The Supreme Court of the United States ruled, in a 6-3 decision on Monday, that gay, lesbian, bisexual, and transgender individuals were protected by the Civil Rights Act of 1964.
Justice Neil Gorsuch wrote the opinion that was joined in consent by Chief Justice John Roberts and Justices Ruth Bader Ginsburg, Stephen Breyer, Sonia Sotomayor and Elena Kagan.
The decision interpreted Title VII of the Civil Rights Act of 1964, which prohibits workplace discrimination on the grounds of race, religion, national origin and sex. The major question that the justices sought to answer was whether that last category—sex—also included employees who identify as LGBT.
Monday’s decision concerns two civil cases before the Court, Bostock v. Clayton County, and Altitude Express, Inc. v. Zarda. In the first case, a pair of gay men sued their employers for terminating them on the grounds of their sexual orientation. In the latter case, a trans-identifying plaintiff sued her employer for firing her after coming out in the office.

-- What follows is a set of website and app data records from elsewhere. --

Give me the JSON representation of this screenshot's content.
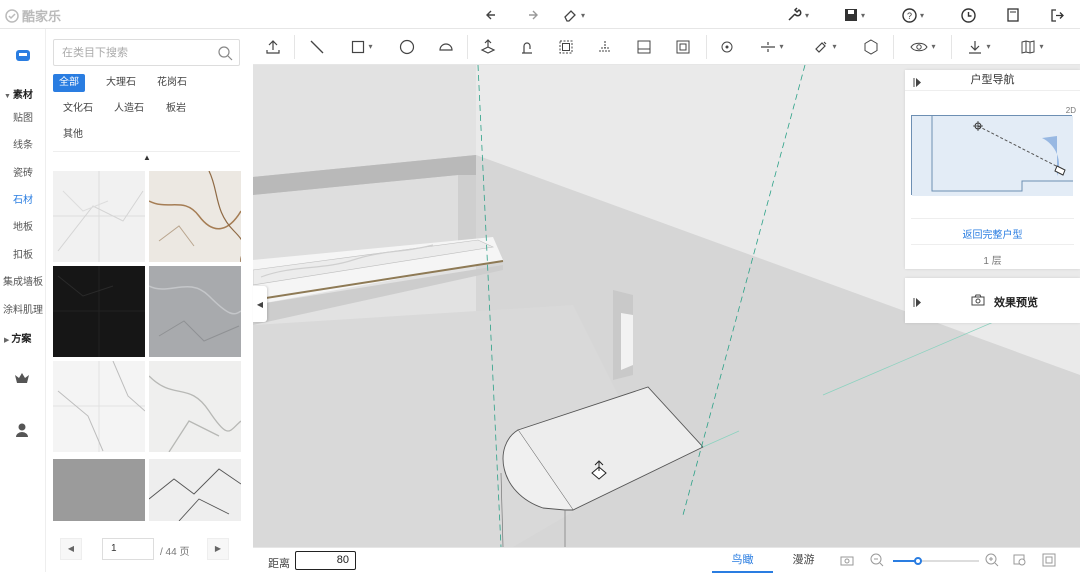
{
  "app": {
    "name": "酷家乐"
  },
  "left_rail": {
    "items": [
      {
        "label": "素材",
        "type": "section"
      },
      {
        "label": "贴图"
      },
      {
        "label": "线条"
      },
      {
        "label": "瓷砖"
      },
      {
        "label": "石材",
        "active": true
      },
      {
        "label": "地板"
      },
      {
        "label": "扣板"
      },
      {
        "label": "集成墙板"
      },
      {
        "label": "涂料肌理"
      },
      {
        "label": "方案",
        "type": "section"
      }
    ]
  },
  "material_panel": {
    "search_placeholder": "在类目下搜索",
    "categories": [
      {
        "label": "全部",
        "active": true
      },
      {
        "label": "大理石"
      },
      {
        "label": "花岗石"
      },
      {
        "label": "文化石"
      },
      {
        "label": "人造石"
      },
      {
        "label": "板岩"
      },
      {
        "label": "其他"
      }
    ],
    "thumbnails": [
      "white-marble-grid",
      "calacatta-gold-marble",
      "black-granite",
      "grey-marble",
      "white-veined-marble",
      "white-grey-veined-marble",
      "grey-concrete-stone",
      "white-black-veined-marble"
    ],
    "pager": {
      "current_page": "1",
      "total": "/ 44 页"
    }
  },
  "toolbar": {
    "icons": [
      "upload-icon",
      "line-tool-icon",
      "rectangle-tool-icon",
      "circle-tool-icon",
      "arc-tool-icon",
      "push-pull-icon",
      "follow-me-icon",
      "offset-icon",
      "tape-icon",
      "section-icon",
      "component-icon",
      "rotate-icon",
      "align-icon",
      "paint-icon",
      "material-icon",
      "view-icon",
      "import-icon",
      "library-icon"
    ]
  },
  "navigation": {
    "title": "户型导航",
    "tag": "2D",
    "return_link": "返回完整户型",
    "floor": "1 层"
  },
  "preview": {
    "label": "效果预览"
  },
  "bottom": {
    "distance_label": "距离",
    "distance_value": "80",
    "modes": [
      {
        "label": "鸟瞰",
        "active": true
      },
      {
        "label": "漫游"
      }
    ]
  },
  "colors": {
    "accent": "#2a7de1"
  }
}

Lawyers representing the employers in both cases as well as the Trump Administration, argued that the terminations were legal under the statutes of the Civil Rights Act, citing that the definition of “sex,” as intended by the law’s authors, specifically referred to biological gender, and not sexual orientation or gender expression. The defense argued that Congress had the power to amend the law to include protections based on sexual orientation or gender expression, but those classifications were not at present covered by the law.
The plaintiff’s legal team, conversely, argued that discrimination against employees based on sexual orientation or gender expression must, as a matter of logic, take account of sex.
Monday’s decision was the Supreme Court’s first in regard to LGBT rights since the retirement of Justice Anthony Kennedy in 2018. Many predicted that Kennedy’s departure, and his replacement by Trump-appointed Justice Brett Kavanaugh, would trigger a dramatic shift in ideological balance on the nation’s highest court, resulting in a rise of conservative-leaning decisions. But this decision stands against that assumption and, according to CNN’s Jeffrey Toobin, it goes against most of the rulings on this subject that have come from the lower courts.